● Work instruction
Show, from the records below, all lines that contain the word "JSON".

● Recorded information
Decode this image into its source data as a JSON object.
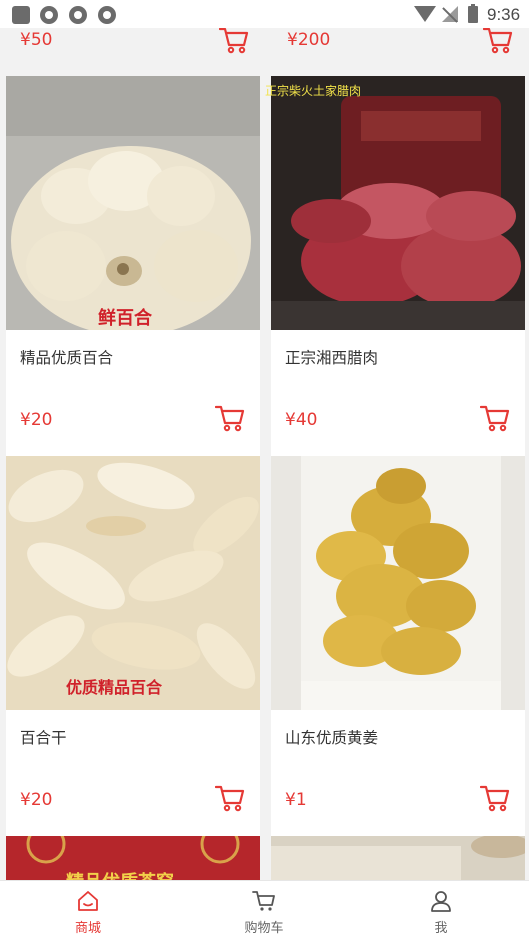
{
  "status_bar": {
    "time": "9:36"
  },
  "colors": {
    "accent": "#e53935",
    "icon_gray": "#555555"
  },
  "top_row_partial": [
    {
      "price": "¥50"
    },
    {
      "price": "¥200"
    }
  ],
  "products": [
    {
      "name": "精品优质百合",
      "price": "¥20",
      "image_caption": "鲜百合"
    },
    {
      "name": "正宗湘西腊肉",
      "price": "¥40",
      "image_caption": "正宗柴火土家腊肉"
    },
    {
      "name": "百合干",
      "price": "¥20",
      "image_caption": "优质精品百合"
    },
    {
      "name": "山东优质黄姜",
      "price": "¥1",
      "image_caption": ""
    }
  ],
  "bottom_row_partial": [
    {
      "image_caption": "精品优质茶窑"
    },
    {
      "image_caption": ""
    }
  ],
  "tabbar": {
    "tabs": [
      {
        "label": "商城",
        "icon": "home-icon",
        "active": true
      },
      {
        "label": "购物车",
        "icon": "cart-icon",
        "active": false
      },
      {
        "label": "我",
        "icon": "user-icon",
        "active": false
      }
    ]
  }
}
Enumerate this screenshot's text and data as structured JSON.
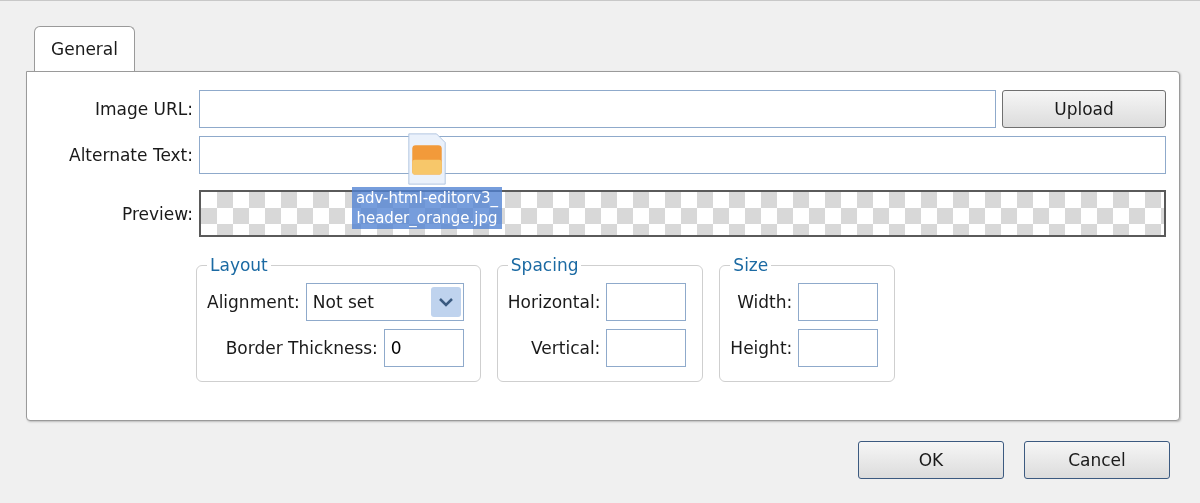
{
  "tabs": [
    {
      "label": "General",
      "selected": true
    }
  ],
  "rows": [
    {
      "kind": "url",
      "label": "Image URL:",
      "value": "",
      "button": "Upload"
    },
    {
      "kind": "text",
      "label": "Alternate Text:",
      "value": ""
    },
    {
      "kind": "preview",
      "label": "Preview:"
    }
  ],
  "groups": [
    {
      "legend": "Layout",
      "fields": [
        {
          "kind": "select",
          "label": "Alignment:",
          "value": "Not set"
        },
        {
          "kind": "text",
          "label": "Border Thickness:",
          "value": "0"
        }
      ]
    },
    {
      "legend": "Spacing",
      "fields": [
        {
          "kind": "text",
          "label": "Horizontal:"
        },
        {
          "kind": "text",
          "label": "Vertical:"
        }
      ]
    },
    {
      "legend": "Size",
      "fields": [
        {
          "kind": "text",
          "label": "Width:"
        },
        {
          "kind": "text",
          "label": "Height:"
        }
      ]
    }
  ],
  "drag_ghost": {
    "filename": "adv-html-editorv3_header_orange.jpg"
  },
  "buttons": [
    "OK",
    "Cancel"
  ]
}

● Problem solution
Decode this image into its source data as a JSON object.
Enumerate this screenshot's text and data as structured JSON.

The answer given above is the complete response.